> _EXERCISE AIM_: Each line of the entries below that holds "arrow" is needed, copied in full.

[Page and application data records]
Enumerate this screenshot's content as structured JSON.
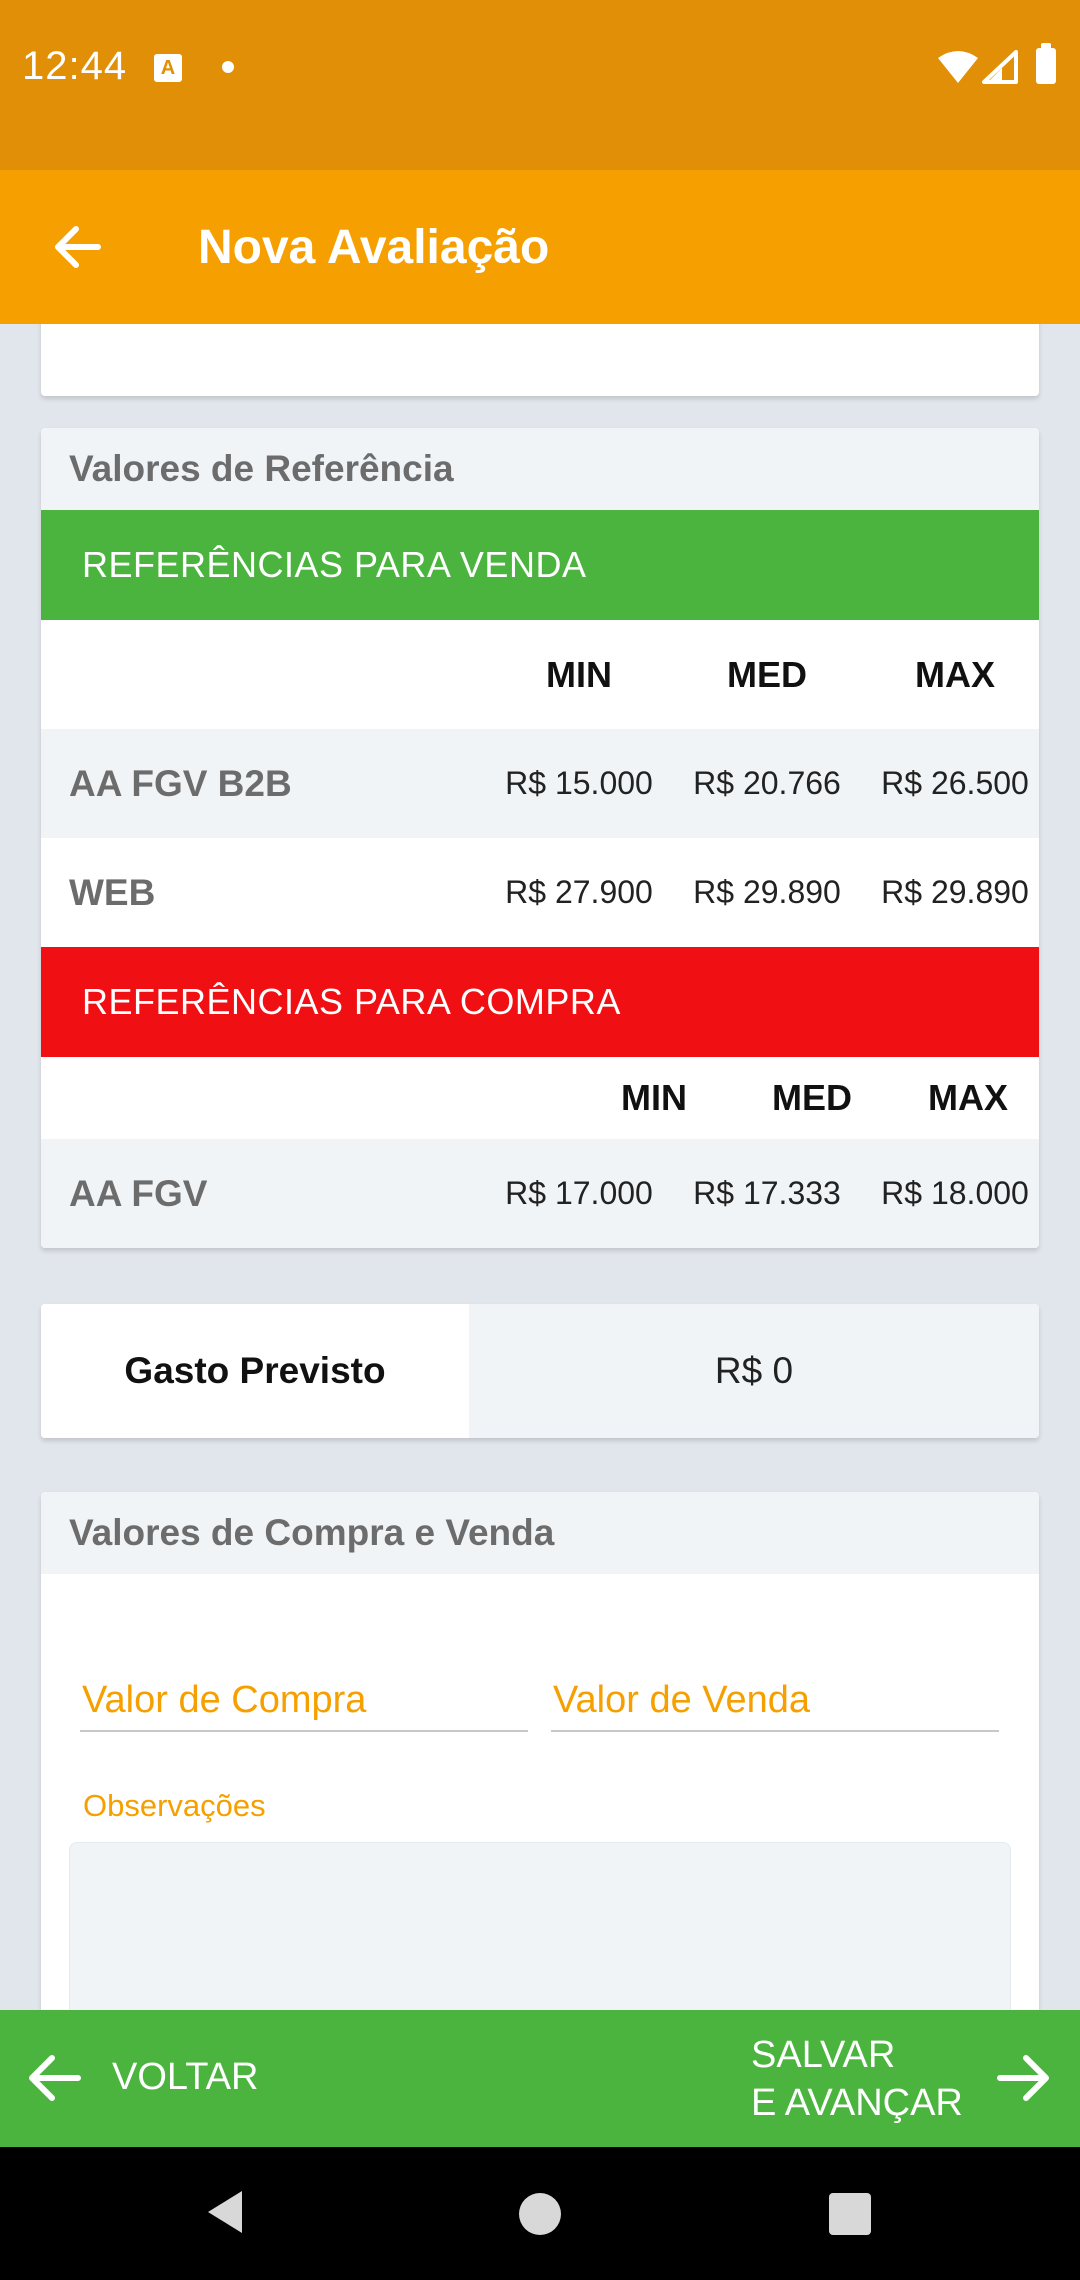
{
  "status_bar": {
    "time": "12:44",
    "notif_icon_letter": "A"
  },
  "app_bar": {
    "title": "Nova Avaliação"
  },
  "referencias": {
    "header": "Valores de Referência",
    "venda": {
      "banner": "REFERÊNCIAS PARA VENDA",
      "columns": [
        "MIN",
        "MED",
        "MAX"
      ],
      "rows": [
        {
          "label": "AA FGV B2B",
          "values": [
            "R$  15.000",
            "R$  20.766",
            "R$  26.500"
          ]
        },
        {
          "label": "WEB",
          "values": [
            "R$  27.900",
            "R$  29.890",
            "R$  29.890"
          ]
        }
      ]
    },
    "compra": {
      "banner": "REFERÊNCIAS PARA COMPRA",
      "columns": [
        "MIN",
        "MED",
        "MAX"
      ],
      "rows": [
        {
          "label": "AA FGV",
          "values": [
            "R$  17.000",
            "R$  17.333",
            "R$  18.000"
          ]
        }
      ]
    },
    "colors": {
      "venda": "#4bb43f",
      "compra": "#f00f12"
    }
  },
  "gasto": {
    "label": "Gasto Previsto",
    "value": "R$  0"
  },
  "compra_venda": {
    "header": "Valores de Compra e Venda",
    "compra_placeholder": "Valor de Compra",
    "venda_placeholder": "Valor de Venda",
    "obs_label": "Observações"
  },
  "bottom_bar": {
    "voltar": "VOLTAR",
    "salvar_line1": "SALVAR",
    "salvar_line2": "E AVANÇAR"
  },
  "theme": {
    "primary": "#f5a000",
    "status": "#e08f06",
    "accent_green": "#4bb43f"
  },
  "icons": [
    "wifi-icon",
    "signal-icon",
    "battery-icon",
    "back-arrow-icon",
    "arrow-left-icon",
    "arrow-right-icon",
    "nav-back-icon",
    "nav-home-icon",
    "nav-recent-icon"
  ]
}
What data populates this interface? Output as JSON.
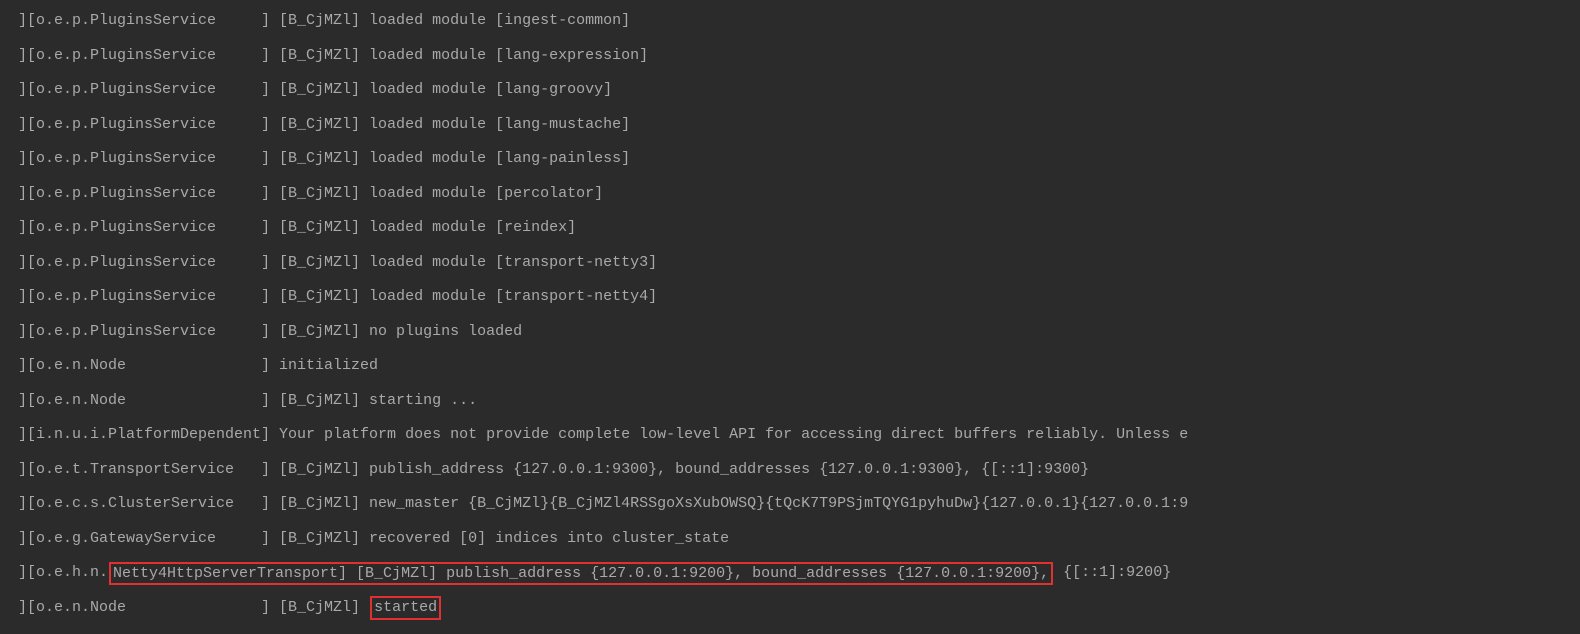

> _SOLUTION FOR THIS EXERCISE_:
    "back-arrow-icon",
    "arrow-left-icon",
    "arrow-right-icon",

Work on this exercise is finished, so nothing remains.